27 July 2005

West Suffolk Hospital NHS Trust believes that the performance rating of one star from the Healthcare Commission, which relates to the period 1 April 2004 to 31 March 2005, no longer reflects the improved services currently being delivered at the Bury St Edmunds hospital.

“We knew that we could not retain our three star status because of the financial situation but a rating of one star does not recognise the enormous effort made by every member of staff to improve performance in the areas where we knew we had a problem. The staff have been absolutely fantastic in turning things round and providing quality services in the face of increasing demand, particularly increases in emergency admissions, and problems with winter vomiting virus,” said Chief Executive Chris Bown.

“During the year we have been introducing new ways of working and good practice that has proved to be effective in other NHS Trusts. But changing practice takes time and although we are starting to reap the benefits now the improvements in performance towards key targets came too late to influence the star ratings.

“At the end March 2005 the organisation met four out of the eight key targets, including no patients waiting longer than 9 months for an operation and no patients waiting longer than 17 weeks for an outpatient appointment. Once again we were seeing every single patient with suspected cancer within two weeks of an urgent GP referral to getting a first outpatient appointment. Cancer services are a real success story for the Trust and for patients with breast cancer we are already meeting the next targets to further reduce the time patients wait for treatment, well ahead of the December 2005 deadline.

“Where we were failing against key targets we are now achieving.

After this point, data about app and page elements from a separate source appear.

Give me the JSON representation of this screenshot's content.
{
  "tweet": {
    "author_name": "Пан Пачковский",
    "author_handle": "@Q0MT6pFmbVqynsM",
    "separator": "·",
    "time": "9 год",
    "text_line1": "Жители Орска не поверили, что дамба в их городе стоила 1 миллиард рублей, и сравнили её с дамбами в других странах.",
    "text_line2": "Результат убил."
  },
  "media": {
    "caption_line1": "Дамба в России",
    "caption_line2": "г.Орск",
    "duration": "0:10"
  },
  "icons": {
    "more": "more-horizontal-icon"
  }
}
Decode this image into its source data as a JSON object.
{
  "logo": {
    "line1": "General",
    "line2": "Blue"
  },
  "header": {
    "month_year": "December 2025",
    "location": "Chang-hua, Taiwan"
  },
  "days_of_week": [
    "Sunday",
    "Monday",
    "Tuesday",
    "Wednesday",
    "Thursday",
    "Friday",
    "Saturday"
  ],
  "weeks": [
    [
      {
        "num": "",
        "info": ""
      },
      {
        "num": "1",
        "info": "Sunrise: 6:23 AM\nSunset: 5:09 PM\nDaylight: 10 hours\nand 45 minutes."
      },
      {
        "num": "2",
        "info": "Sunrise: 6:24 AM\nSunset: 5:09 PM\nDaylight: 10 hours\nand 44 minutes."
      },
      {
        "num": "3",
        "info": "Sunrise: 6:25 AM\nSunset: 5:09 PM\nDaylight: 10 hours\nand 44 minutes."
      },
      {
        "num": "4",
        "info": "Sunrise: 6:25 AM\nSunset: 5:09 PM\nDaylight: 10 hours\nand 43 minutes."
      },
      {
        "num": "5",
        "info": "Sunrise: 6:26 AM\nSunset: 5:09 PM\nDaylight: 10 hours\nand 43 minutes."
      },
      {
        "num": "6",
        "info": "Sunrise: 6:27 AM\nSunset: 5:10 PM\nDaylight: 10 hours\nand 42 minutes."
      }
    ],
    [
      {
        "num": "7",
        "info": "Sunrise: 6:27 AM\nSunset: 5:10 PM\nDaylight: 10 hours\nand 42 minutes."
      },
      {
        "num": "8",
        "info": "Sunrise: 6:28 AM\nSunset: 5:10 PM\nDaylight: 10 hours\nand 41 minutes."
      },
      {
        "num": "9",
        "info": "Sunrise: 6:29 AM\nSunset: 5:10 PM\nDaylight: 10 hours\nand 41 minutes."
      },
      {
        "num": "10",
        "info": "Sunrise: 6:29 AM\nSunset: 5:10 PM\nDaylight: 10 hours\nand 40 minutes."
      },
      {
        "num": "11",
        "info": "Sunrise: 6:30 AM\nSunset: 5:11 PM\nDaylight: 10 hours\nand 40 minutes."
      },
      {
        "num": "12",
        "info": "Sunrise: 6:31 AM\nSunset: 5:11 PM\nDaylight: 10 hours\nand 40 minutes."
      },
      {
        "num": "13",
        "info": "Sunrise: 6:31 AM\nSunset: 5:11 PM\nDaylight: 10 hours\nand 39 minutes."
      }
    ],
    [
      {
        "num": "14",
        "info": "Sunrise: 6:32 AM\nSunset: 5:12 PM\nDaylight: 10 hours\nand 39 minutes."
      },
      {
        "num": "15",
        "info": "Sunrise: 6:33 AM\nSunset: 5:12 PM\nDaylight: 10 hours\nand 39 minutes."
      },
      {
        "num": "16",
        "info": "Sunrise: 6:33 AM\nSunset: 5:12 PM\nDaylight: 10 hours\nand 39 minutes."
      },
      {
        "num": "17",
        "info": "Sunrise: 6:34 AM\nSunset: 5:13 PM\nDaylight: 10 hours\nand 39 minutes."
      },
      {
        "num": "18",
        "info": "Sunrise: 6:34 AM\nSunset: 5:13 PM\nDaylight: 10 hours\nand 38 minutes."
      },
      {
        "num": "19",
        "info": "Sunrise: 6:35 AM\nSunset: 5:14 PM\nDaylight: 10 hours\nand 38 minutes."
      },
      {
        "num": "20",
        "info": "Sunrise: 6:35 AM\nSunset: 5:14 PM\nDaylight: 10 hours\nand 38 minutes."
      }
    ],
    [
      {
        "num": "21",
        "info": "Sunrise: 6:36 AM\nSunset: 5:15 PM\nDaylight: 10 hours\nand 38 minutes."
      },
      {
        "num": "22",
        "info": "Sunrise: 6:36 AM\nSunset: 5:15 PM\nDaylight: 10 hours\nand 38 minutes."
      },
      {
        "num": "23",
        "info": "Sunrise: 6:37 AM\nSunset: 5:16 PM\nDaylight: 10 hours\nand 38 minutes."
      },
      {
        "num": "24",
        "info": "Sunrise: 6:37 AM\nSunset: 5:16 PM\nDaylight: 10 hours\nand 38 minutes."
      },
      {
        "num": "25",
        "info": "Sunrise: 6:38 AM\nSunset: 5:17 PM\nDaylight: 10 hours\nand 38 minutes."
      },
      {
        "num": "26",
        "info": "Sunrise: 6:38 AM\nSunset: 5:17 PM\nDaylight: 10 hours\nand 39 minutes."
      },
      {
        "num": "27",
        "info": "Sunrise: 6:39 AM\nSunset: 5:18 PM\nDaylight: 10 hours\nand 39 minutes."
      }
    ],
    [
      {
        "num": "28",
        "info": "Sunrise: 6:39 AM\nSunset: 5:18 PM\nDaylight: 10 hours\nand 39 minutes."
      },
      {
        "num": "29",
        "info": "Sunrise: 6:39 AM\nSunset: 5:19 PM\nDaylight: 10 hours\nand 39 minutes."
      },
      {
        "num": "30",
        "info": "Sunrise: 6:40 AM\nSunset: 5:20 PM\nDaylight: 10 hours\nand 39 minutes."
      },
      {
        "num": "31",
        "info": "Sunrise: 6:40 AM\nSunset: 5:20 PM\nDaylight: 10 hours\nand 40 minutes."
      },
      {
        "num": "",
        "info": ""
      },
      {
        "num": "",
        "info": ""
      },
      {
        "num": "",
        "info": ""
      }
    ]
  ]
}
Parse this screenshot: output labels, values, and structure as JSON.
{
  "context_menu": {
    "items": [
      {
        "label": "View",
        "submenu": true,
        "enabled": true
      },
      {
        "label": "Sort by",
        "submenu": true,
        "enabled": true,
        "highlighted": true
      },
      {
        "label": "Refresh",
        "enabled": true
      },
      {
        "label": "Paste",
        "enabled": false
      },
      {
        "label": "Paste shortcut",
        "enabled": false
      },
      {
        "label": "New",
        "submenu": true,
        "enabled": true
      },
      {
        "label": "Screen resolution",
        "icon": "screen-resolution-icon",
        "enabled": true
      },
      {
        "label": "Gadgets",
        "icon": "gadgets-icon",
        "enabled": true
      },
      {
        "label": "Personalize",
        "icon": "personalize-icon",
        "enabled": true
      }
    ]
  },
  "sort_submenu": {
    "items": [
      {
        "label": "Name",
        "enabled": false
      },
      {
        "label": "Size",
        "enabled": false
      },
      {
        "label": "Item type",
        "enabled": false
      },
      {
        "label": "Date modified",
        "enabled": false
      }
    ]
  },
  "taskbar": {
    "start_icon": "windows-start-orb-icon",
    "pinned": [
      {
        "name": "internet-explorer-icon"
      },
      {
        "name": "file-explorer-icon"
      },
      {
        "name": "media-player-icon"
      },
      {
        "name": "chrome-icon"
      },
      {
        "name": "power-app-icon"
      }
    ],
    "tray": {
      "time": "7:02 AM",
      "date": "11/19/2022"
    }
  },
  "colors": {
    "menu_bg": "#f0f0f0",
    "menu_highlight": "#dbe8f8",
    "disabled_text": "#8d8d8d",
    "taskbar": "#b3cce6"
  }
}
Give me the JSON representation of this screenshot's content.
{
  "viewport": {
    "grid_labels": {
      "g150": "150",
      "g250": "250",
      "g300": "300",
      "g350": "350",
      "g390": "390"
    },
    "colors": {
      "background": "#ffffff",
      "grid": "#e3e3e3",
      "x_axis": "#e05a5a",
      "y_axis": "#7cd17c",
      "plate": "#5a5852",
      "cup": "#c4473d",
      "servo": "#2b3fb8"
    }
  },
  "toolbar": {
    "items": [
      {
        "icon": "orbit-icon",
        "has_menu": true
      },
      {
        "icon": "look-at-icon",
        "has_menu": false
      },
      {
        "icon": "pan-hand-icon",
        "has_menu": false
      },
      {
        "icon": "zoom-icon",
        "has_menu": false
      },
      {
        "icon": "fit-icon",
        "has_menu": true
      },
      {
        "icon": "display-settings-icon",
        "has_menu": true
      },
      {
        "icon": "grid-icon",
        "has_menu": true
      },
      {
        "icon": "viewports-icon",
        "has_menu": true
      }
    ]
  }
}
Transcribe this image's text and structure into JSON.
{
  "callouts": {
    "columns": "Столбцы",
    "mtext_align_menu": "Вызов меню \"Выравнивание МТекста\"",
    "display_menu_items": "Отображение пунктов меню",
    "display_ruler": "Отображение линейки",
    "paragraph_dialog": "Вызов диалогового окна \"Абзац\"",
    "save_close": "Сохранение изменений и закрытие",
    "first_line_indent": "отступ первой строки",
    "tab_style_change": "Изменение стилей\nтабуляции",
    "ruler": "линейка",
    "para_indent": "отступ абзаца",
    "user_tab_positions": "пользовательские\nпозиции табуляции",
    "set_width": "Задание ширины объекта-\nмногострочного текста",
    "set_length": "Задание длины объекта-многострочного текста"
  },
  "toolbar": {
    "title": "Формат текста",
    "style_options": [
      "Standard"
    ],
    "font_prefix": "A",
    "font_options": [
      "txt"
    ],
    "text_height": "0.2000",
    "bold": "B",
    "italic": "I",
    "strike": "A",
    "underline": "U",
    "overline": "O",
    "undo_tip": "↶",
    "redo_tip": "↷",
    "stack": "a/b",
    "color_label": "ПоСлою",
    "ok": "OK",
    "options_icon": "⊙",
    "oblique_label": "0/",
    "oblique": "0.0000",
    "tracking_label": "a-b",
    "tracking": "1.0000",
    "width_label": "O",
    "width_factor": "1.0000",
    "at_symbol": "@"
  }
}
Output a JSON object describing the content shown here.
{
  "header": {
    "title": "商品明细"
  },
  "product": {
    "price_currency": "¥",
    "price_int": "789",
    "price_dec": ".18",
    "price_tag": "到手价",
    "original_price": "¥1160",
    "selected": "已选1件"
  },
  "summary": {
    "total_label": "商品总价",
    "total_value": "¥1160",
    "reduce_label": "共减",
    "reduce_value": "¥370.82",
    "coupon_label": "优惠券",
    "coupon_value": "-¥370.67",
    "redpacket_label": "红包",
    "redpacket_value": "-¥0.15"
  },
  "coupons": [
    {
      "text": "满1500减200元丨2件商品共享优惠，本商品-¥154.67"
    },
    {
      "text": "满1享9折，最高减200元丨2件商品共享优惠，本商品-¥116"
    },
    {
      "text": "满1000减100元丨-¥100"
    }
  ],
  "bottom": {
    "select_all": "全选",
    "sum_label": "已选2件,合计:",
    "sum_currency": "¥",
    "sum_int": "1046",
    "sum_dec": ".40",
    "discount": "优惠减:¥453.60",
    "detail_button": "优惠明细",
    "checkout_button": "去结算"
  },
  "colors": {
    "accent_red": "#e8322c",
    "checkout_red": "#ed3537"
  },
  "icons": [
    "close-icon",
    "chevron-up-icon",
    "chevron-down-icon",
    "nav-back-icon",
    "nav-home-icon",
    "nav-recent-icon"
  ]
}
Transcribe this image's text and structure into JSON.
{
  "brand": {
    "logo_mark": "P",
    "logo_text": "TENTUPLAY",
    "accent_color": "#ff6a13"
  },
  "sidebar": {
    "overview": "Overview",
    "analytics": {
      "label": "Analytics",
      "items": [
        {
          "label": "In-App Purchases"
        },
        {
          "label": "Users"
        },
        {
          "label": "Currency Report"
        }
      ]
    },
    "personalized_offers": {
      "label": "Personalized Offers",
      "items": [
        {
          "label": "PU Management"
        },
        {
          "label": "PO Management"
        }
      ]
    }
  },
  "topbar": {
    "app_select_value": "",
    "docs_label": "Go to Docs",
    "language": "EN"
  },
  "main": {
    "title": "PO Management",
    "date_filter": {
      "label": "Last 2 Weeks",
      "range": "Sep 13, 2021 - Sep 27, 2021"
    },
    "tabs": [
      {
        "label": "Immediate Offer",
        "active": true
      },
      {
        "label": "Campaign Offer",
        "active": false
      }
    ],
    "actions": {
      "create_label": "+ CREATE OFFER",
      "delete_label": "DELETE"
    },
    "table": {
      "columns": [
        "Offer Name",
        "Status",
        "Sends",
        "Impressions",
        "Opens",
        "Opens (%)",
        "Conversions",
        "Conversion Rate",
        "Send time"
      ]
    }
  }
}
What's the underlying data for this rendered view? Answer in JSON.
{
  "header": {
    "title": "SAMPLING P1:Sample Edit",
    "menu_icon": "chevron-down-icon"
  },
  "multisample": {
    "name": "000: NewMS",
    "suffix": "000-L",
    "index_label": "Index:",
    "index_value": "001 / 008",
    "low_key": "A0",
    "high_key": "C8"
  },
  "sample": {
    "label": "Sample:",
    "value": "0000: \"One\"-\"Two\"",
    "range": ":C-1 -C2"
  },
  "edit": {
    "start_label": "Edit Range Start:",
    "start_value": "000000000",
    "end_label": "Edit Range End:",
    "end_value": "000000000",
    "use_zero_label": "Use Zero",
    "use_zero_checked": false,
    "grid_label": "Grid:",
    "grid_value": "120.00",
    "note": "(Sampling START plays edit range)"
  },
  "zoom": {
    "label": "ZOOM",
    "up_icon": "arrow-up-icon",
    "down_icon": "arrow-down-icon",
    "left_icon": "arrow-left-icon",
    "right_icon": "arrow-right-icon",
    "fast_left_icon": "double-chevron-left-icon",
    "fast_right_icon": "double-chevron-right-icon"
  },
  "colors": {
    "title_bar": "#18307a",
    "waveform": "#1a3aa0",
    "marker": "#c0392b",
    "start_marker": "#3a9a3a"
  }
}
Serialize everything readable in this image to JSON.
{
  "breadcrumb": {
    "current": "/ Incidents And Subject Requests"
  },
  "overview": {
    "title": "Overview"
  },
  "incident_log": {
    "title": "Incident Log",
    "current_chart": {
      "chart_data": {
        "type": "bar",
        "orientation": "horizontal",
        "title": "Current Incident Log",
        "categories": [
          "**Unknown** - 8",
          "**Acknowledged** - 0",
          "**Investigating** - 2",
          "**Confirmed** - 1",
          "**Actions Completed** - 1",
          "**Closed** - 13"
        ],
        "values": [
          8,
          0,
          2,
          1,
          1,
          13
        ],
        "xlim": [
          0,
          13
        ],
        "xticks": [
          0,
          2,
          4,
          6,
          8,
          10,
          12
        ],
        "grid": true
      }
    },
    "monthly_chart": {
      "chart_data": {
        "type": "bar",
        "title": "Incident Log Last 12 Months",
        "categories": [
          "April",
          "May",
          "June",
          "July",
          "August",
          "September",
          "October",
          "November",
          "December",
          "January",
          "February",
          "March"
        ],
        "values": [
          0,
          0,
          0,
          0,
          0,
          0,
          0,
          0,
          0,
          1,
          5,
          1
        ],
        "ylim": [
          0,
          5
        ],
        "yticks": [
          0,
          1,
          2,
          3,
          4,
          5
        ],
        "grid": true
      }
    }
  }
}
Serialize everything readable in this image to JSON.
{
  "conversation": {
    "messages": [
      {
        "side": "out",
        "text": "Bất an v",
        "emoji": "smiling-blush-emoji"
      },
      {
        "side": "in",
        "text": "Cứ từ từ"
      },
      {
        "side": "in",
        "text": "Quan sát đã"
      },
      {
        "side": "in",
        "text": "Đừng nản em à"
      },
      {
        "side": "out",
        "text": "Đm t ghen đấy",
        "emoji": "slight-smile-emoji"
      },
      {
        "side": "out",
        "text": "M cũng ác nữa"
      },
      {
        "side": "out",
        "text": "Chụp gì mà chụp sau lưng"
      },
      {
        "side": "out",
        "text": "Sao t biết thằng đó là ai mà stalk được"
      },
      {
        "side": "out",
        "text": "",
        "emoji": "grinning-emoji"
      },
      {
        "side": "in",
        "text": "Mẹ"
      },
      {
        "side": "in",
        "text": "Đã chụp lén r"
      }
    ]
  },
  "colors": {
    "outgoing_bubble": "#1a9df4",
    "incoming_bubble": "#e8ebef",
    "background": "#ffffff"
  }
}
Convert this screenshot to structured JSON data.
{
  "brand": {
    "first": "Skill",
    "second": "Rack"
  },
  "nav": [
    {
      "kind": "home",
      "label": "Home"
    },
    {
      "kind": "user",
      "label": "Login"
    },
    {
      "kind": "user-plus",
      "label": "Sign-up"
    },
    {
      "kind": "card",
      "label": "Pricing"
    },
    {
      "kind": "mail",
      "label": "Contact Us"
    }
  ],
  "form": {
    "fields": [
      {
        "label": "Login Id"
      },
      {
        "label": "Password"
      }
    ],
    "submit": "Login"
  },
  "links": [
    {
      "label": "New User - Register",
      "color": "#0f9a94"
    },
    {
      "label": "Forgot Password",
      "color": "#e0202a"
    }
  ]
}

For example as a result of reviewing and refining the discharge process to improve the flow of patients across the Trust, we are now meeting and sustaining the A&E target.

For the last three months over 98% of patients attending the department have been admitted, discharged or transferred within four hours of arrival compared to 95% at the end March.

“Changes in practice have seen some specialties, including ENT, (Ears, Nose and Throat services) carrying out more procedures in the day surgery unit to take activity out of the main theatres. This coupled with the ‘ring fencing’ or protection of a surgical ward has released beds and resulted in fewer cancelled operations. Last year the percentage of operations cancelled on the day or after admission was 2%, for the three months, April to June 2005 this has fallen to just 0.8%.

“Particularly disappointing was the underachievement for hospital cleanliness which was affected by just one area, A&E where major refurbishment work was taking place at the time of the assessment. However, in the last few weeks the Healthcare Commission has carried out an unannounced inspection of hospital cleanliness on two wards, the outpatient department and A&E. The Assessors found no areas of concern and assessed cleanliness of all the areas as good, scoring over 75%, which is thanks to our cleaners and rigorous cleaning regimes

“The Trust scored poorly against progress towards the target to achieve a maximum wait of 6 months by December 2005, but once again we are turning this round. At the end of June 2005 the Trust had 221 patients waiting over 6 months against a target of 330 and we are confident we will meet the target by the end of the year.

“The indicators make it clear that in a number of areas the quality of care that people receive from this hospital is excellent and the Trust has been placed in the top band of performance for clinical focus. I am very proud of the progress we are making and the local community can be confident they are being cared for by what are in my opinion, three star staff.

“The determination demonstrated by staff to continually improve performance and take on new ways of working is also helping the Trust tackle its biggest challenge - to achieve recurrent financial balance. I am confident, that working in partnership with other stakeholders we can develop new models of affordable and locally accessible services and ensure their sustainability into the future.”

How the Trust is improving performing against the other lower scored targets:

  • Waiting times for rapid access chest pain clinic is once again, an example of where the Trust is making continuous improvement. The score of 53% achieved at the end of March 2005 has increased to 85% and is set to increase further in the future.

  • The Trust has disappointingly failed to demonstrate achievement of the booking targets and this is as a result of problems with administrative processes. However these problems have been put right and performance is already improving.

  • The lower performance rating for Workforce Indicator refers to technical issues around junior doctors hours, which have now been resolved.


Further information: please see the Health Care Commission website



West Suffolk Hospitals NHS Trust